The browns can be mixed using these three hues, but you might want to use a dark brown to darken the other hues, and a white to do the opposite.

Using the advised blocking method, I had to mix first a dark green and a light yellow-green.
That however resulted in the former being more a dull olive green, and the latter a much more vibrant and too light green.
From there it was all very challenging to lighten and darken the colours to make the 'in-between' shades.

Always make sure the first, basic colours you mix are right; don't try to fix muddy colours by bringing in other colours, as this will only make them muddier.

To make things worse, the paint, being acrylic, started filming and drying on the palette, so I could not inter-mix, ended up making some more greens and getting even more 'off' hues.

Apart from the method Elmy describes in her answer, the "wet palette", you can use a retarder to slow down the drying while working, or put plastic film over your palette in-between sessions. You can also place it in the fridge to slow the process down even more (keeping the acrylic paint fresh for months).

Your (incisive) colour wheel experimentation conclusion is spot on: within the separate objects depicted, only the value really changes. By dragging the small circle within the triangle to the lower right corner, you find the pure value you should use for painting these objects.
For the apple, for example:

enter image description here

(Nitpicking here, but do note that the reference image used is based on a photo in a video: that's two steps removed from the actual real-life subject, which, naturally, has a lot more colour depth and richness to it.)

You might also find it useful to know that almost every material, no matter how matte and/or dark, reflects adjacent colours.
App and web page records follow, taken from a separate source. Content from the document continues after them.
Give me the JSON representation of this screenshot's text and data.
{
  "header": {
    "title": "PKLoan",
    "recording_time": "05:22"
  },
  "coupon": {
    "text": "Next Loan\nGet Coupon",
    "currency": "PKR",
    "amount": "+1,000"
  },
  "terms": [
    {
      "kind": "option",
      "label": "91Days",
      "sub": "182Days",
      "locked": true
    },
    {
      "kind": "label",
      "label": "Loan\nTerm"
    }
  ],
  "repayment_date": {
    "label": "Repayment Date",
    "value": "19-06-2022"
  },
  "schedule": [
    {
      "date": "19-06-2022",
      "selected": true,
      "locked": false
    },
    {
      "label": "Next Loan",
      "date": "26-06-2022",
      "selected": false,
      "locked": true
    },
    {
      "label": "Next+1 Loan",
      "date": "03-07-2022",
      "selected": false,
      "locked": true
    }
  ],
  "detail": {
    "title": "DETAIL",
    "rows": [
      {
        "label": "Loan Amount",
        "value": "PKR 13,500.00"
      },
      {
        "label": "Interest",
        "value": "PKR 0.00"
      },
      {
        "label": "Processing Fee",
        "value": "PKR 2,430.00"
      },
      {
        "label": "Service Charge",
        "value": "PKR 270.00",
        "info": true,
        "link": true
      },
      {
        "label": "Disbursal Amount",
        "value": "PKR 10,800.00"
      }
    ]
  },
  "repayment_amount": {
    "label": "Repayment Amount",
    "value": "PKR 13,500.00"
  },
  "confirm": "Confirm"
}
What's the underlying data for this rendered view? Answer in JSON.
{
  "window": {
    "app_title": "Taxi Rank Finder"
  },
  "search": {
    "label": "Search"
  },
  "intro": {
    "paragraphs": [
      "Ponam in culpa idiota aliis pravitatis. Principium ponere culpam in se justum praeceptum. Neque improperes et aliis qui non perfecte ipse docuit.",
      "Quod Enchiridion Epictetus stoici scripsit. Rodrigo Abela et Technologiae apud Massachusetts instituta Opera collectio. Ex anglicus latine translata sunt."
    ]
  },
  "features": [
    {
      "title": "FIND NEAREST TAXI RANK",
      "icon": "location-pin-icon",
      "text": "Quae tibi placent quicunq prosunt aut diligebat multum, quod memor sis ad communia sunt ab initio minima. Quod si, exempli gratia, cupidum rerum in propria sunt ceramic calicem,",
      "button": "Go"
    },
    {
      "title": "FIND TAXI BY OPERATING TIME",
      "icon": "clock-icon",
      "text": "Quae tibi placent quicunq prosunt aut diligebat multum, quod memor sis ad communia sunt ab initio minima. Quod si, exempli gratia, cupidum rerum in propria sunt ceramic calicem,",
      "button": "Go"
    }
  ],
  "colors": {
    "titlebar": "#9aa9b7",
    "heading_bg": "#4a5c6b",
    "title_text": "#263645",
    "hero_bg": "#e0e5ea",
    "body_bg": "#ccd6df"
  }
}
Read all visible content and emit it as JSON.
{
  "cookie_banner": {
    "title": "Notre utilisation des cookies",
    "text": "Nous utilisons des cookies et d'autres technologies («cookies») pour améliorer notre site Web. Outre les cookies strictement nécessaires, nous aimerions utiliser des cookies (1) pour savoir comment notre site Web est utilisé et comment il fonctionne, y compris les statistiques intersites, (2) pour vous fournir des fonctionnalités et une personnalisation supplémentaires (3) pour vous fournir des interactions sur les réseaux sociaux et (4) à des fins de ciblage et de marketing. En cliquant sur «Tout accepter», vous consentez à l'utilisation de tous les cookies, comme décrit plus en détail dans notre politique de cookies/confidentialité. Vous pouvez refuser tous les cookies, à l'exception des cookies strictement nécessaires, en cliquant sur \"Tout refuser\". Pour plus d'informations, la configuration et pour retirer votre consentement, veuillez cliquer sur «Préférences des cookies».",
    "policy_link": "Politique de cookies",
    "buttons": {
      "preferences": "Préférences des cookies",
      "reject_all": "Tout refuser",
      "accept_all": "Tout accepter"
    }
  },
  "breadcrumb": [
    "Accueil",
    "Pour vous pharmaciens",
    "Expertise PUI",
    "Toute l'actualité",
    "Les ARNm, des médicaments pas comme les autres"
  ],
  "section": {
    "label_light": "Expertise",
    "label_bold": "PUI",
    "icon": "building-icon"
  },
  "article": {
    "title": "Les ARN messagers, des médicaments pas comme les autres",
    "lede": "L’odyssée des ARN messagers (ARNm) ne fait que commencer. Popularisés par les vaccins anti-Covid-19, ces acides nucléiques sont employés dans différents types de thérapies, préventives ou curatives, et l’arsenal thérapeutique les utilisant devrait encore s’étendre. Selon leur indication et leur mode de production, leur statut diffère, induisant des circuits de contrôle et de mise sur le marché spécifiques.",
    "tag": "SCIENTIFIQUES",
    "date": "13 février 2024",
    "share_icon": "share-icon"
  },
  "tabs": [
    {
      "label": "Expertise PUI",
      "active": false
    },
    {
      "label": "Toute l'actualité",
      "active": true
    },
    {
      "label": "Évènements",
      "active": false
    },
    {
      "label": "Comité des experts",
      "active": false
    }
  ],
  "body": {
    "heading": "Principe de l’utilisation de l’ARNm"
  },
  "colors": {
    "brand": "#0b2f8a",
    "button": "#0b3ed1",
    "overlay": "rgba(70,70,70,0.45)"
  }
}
I find realizing this, and seeing this in the world around me, really helps me depict objects in the same space. The apple reflects the surface it rests on, so for painting that part of the reflection, you'll need to mix in a little of the basic colour of that surface (the pink). This will immediately 'ground' the apple within the picture space.
(The effect of lighting is actually the exact same process, but since a light source is usually very bright, we tend to think of it as a 'whitening' of the colour, whereas, in fact, it is reflection of the same kind.)

  • 1
    Thank you very much for all this information! Indeed, what you wrote is exactly what I did, I took the dot to the bottom-right corner to find the pure hue, and mixed it as a starting point, then tinted it or shaded it as necessary. This made it all sooo much easier! And informative; e.g. I was amazed to find that the cherries (see comment I posted to Emly above), which to my eye looked sort of purple, were in fact just a very dark shade of red. My paints are from Winsor & Newton (Galeria series), and from Royal Talens Amsterdam Standard Series. Hopefully good enough for a beginner(?). Mar 13, 2023 at 12:10
  • 1
    The only issue I had with the paint was that both my yellow-green and my red pure hues, even undiluted, were too transparent. I researched the subject, and found out that, like a proper dummy, I had completely ignored the 'transparency' symbol on the tube, and e.g. if I had used cadmium yellow hue instead of lemon yellow, it would have been far more opaque. Some people advise using more/thicker layers, but that takes away the spontaneity of the brushstroke; others (like yourself) advise buying more pigmented paint; cheapest is to mix in some titanium white, which works, of course, but yeah... Mar 13, 2023 at 12:18

You must log in to answer this question.

Not the answer you're looking for? Browse other questions tagged .